I re-drew the JayBee's southern elevation today--to incorporate the new information I've learned about the trailer, and to incorporate discoveries I made while drawing the framing for this southern wall. (I posted the drawing in the new "drawings" section in the right-hand navigation. Sorry you have to click twice in order to open the drawing in its own window; I couldn't figure out how to do it any other way.)

I did try to colorize the drawing in Photoshop. Oh, my goodness! I just had to stop.
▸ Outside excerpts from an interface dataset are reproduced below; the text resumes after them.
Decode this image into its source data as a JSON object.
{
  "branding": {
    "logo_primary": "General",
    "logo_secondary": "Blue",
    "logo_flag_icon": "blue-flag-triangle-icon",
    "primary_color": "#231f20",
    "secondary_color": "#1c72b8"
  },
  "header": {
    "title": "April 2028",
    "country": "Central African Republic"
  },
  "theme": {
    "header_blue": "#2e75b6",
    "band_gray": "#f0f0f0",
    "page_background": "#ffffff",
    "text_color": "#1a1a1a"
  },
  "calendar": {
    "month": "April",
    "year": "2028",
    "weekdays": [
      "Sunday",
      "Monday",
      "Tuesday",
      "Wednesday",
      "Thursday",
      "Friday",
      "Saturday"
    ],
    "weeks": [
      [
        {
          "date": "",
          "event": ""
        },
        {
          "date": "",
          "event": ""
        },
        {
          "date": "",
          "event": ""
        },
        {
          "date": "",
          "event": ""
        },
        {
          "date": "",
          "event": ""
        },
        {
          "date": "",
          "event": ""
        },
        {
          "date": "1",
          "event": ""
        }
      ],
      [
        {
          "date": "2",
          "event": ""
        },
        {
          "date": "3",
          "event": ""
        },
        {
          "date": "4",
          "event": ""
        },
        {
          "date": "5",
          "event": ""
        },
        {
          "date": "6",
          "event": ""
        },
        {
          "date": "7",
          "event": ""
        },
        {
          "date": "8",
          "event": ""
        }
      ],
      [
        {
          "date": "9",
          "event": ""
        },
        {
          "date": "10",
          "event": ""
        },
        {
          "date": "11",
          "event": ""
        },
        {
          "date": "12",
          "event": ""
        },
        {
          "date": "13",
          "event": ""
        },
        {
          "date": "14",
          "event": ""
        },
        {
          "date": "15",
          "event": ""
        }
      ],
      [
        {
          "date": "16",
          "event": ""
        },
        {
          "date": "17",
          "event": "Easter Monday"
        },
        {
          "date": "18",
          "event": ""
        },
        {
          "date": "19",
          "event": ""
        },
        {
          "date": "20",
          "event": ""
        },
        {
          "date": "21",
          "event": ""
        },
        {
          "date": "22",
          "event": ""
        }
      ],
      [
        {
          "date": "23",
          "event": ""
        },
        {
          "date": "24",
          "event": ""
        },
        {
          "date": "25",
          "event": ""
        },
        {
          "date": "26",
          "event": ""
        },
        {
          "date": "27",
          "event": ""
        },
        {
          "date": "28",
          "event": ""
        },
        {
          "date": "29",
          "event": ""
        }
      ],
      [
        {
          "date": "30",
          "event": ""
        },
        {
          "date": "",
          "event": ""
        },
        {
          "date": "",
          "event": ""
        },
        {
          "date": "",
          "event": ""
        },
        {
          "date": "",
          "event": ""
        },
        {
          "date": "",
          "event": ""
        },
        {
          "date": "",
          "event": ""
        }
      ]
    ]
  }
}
It would have taken me forever.

Notes about the southern elevation:
- yes, there will be steps (a small deck, in fact) in front of that door
- roofing is metal standing seam
- siding is cedar shingles
- it is hard to tell in this drawing, but the door is a step in from the outside edge of the trailer; this will be more obvious in the floor plan (which I will hopefully post this weekend as well)
- at this point, my vision of colors is that the roofing and vinyl outside of the windows will be a forest green; all the siding and trim, and the door, will be natural cedar color
- yes, I know that the convention is to have the tops of all doors and windows aligned; to the right of the door is a bed with a low loft above, which necessitates the lower placement of that window
- all my previous drawings of this elevation included a small window in the gable above the door but, no matter what size or shape, it looked wrong; it looks better to me without trying to squeeze a window in there
- my previous drawing did not include the trim boards at the outer corners and, frankly, I thought it looked better that way; I think the corner trim boards make sense for a house that may travel down the road, however...